On the topic of Japan’s most iconic indigenous sports, I’m sure many would agree that one is most likely to think of sumo wrestling. For me, just hearing the word brings to mind the image of two gargantuan human beings battling each other upon a clay ring, and since the last time I went to see a sumo wrestling match in Japan, that image has grown extremely clear.
The first sumo wrestling match I ever saw live was at Ryogoku Kokugikan in Tokyo, on a CIEE-organized event in December 2014. I remember feeling extremely pleased at the prospect of finally seeing in person something which I had thus far only had a very storybook image of in my head. We were seated on the second level, looking down as pairs of very large men entered and exited the stage. Too preoccupied with excitement, I failed to understand anything about the art of sumo wrestling. My knowledge of sumo wrestling, however, was to become much more profound the next time I were to visit the Ryogoku Kokugikan.
I had the chance to become acquainted with the mother of one of my friend’s students at the international school where she teaches part-time – turns out, the mother’s what they call an “okamisan,” the master of a “sumo stable.” Indeed, sumo wrestlers train, eat, and are housed in what is called a sumo stable, and I was lucky enough to have met the master of one.
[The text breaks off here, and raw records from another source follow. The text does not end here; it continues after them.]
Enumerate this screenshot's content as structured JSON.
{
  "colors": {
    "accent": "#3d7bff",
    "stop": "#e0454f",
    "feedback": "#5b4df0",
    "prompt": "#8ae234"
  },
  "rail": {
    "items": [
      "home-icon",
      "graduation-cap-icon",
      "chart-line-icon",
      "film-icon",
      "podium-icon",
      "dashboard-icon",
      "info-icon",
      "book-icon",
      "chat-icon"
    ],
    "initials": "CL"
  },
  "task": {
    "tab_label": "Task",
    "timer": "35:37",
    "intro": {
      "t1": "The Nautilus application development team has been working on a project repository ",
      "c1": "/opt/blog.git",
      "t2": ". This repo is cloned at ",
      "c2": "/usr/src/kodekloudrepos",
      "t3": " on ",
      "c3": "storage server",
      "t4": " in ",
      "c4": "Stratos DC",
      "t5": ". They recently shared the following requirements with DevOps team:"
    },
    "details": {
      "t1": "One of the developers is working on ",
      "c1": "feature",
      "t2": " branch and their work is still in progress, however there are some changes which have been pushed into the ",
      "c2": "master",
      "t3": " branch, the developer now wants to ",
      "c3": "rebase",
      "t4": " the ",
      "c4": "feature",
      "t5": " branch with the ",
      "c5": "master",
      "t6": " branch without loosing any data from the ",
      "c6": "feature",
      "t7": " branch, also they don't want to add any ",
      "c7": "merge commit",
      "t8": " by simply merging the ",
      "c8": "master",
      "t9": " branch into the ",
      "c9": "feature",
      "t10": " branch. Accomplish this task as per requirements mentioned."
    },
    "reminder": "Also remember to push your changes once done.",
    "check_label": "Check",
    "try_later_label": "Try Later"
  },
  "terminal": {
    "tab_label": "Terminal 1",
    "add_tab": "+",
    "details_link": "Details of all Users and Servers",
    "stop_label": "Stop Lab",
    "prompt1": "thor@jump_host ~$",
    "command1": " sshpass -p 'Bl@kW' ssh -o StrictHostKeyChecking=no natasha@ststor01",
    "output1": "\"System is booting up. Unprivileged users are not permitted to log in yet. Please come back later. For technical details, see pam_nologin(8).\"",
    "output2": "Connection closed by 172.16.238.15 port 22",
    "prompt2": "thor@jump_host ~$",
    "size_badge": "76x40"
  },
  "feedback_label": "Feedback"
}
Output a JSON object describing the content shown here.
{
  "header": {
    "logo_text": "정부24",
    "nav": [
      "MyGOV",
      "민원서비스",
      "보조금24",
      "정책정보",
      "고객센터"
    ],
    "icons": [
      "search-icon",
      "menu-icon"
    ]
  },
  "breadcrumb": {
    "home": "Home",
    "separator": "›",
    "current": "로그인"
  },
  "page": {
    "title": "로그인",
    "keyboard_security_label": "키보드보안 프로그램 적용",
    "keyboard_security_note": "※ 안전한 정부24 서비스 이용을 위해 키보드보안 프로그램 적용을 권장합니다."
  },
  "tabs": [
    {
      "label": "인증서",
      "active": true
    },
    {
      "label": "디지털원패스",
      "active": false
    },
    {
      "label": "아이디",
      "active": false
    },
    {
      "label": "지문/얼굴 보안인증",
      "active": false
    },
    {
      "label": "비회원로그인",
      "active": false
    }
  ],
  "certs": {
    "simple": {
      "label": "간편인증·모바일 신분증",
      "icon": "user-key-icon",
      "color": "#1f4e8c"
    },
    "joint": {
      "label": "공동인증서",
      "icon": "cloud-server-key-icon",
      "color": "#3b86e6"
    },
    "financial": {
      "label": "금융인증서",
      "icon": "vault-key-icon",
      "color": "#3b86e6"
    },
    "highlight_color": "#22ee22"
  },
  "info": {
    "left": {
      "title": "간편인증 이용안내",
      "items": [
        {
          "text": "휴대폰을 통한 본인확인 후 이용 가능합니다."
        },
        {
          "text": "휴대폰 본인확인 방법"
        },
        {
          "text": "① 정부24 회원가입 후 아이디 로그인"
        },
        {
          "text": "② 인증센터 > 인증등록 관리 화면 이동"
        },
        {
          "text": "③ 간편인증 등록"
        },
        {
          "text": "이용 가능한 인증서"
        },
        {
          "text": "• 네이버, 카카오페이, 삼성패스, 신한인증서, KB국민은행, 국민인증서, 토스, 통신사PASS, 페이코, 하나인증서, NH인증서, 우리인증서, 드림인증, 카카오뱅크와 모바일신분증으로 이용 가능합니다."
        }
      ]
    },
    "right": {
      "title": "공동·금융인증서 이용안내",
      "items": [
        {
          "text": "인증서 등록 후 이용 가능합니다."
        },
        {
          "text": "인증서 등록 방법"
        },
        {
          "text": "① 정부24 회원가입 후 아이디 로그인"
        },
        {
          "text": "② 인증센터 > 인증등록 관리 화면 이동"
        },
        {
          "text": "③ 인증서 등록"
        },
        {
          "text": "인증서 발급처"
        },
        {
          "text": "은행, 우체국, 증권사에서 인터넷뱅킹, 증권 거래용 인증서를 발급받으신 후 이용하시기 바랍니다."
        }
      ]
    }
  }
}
Apparently, being the acquaintance of an okamisan comes with a few perks, as I eventually found out when my colleague and I were presented with free front-row tickets to another sumo wrestling match at Ryogoku Kokugikan.
Here’s how a day of sumo wrestling matches works: The spectator area remains open, meaning you can go in and out whenever you want, thus facilitating the processes of getting a snack or going to the bathroom. Matches are held throughout the day in procession, beginning with the lower-ranking (not-so) small-fry sumo wrestlers. On average, each match lasts just a few seconds, so it’s easy to become familiar with the process after a few matches. A pair of sumo wrestlers enter the ring, and each wrestler bows to the other. Then, each wrestler begins to cycle between the motions of squatting at the starting line, performing a few motions (slapping their bellies, stomping on the ground, etc.), and throwing salt across the ring. Then, the fight begins. It usually only takes two to three seconds for one sumo to ring-out the other. This is a simple enough process, to say the least, and I was able to enjoy the matches my first time at Ryogoku Kokugikan. However, it took the okamisan explaining to me the significance behind these motions for me to really appreciate the art.
As I watched from one of the front-most sections, the okamisan explained to me that the wrestlers wrestle each other when they feel like it, without exchanging a word. The cycle of motions and throwing salt serve to pump up the Japanese fighting spirit of the wrestlers themselves, as well as to excite the audience. When both wrestlers are ready to take on the other, they will communicate their readiness with a mere look – the referee is just there to make sure they don’t go over the time limit.
Apparently, there are both honorable and dishonorable ways for a sumo wrestler to win, and a wrestler is not liked simply for his fighting ability, but also for his “nihonseishin,” or “Japanese spirit.” I remember the okamisan expressing particular distaste for one wrestler who had won by tricking his opponent to come at him, then dodging out of the way.
Occasionally, a match would be preceded by several people in robes walking onto the circular stage, and circling around the wrestlers whilst holding up flags with advertisements on them. It was a sight I had seen my first time at the stadium, but had yet to understand. The okamisan explained to me that these were sponsors for either one of the sumo wrestlers on stage, and that each flag was worth about six hundred US dollars. The victorious wrestler would be given six hundred dollars for each flag as reward money, a discovery which had me gaping for several minutes straight. Some matches were preceded by about two or three flags, others by over thirty, and most with none at all. I remember counting a total of over thirty flags for the final match, and watching with great envy as the victor left with literal handfuls of money.
To me, the most interesting part of this experience was seeing how the wrestlers who were popular for their “Japanese spirit” weren’t all Japanese, but mostly Mongolian. There was even one Russian wrestler amongst the top-division sumo who was received with quite an uproar after winning his match. It goes to show that being Japanese isn’t a prerequisite to possessing the moral values which the Japanese people uphold, which gives me hope, as after seeing all those six-hundred-dollar flags, I am currently considering a lucrative career in sumo wrestling.